Disappearing Jobs Report

According to Oxford study projections, 47% of jobs will disappear due to automation. The Bureau of Labor revealed jobs at greatest risk. “Some of the top disappearing jobs over the next two years include: executive assistants, farmers and ranchers, mail carriers, machine and electrical equipment assemblers, and door-to-door sales workers,” cites Michelle Armer, the chief people officer at CareerBuilder.  “In the next five years, [it will be] respiratory therapy technicians, textile dyers and patternmakers, fishers, switchboard operators and data entry roles.” 

According to Oxford study projections, 47% of jobs will disappear due to automation. The Bureau of Labor revealed jobs at greatest risk. “Some of the top disappearing jobs over the next two years include: executive assistants, farmers and ranchers, mail carriers, machine and electrical equipment assemblers, and door-to-door sales workers,” cites Michelle Armer, the chief people officer at CareerBuilder.  “In the next five years, [it will be] respiratory therapy technicians, textile dyers and patternmakers, fishers, switchboard operators and data entry roles.” 

Others propose that as industries suppress, others expand. McKinsey projects other industries will absorb the lost roles (see chart). For example, Research conducted by Deloitte revealed that between 2001 and 2015, technology had displaced more than 800,000 jobs in the UK alone, but it had created approximately 3.5 million new ones.

Take a quick glance at the McKinsey chart and see that retail (which is going online), manufacturing (automating), healthcare and education (online), may not be able to absorb these losses as in 2015.

The good news, according to Amer: “With record-low unemployment and a jobs report that came in better than expected with 263,000 new jobs added to the U.S. economy last month.” She reassures us that “there is ample opportunity for job seekers across all skill levels. We also found that the United States is projected to add more than 8 million jobs from 2019-2023, spanning industries and wage brackets.”

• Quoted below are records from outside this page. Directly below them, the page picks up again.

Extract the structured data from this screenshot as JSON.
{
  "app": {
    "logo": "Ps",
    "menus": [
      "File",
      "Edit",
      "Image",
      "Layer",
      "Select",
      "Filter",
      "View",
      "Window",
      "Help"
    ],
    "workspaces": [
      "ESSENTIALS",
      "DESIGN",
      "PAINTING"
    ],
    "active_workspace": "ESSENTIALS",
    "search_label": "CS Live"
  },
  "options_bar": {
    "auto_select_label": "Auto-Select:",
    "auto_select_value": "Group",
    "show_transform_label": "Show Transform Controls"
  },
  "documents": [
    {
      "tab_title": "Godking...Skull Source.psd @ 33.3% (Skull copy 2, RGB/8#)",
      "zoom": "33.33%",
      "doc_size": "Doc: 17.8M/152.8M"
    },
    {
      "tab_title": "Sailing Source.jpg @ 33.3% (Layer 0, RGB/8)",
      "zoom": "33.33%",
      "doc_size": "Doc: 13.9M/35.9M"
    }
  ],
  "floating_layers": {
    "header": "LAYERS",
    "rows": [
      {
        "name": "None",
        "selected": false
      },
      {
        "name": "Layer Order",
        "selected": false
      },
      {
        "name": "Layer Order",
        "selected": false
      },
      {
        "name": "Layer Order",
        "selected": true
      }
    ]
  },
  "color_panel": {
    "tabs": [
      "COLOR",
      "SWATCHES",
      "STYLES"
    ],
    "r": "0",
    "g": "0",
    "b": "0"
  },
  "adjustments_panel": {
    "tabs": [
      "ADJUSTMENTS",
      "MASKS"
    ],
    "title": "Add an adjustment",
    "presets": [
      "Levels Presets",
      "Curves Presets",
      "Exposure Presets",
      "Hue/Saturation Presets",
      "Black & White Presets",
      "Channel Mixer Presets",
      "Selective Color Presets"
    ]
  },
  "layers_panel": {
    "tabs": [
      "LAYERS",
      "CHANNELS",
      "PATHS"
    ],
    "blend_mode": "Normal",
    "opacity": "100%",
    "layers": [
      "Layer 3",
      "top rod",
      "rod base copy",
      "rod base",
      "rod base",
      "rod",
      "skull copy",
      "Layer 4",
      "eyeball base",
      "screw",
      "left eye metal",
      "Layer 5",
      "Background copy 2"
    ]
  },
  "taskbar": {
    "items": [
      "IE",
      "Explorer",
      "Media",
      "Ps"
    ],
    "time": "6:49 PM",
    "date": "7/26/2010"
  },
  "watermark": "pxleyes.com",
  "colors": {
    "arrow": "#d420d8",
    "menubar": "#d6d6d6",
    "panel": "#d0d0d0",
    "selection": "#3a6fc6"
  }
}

Leave a reply

Your email address will not be published. Required fields are marked *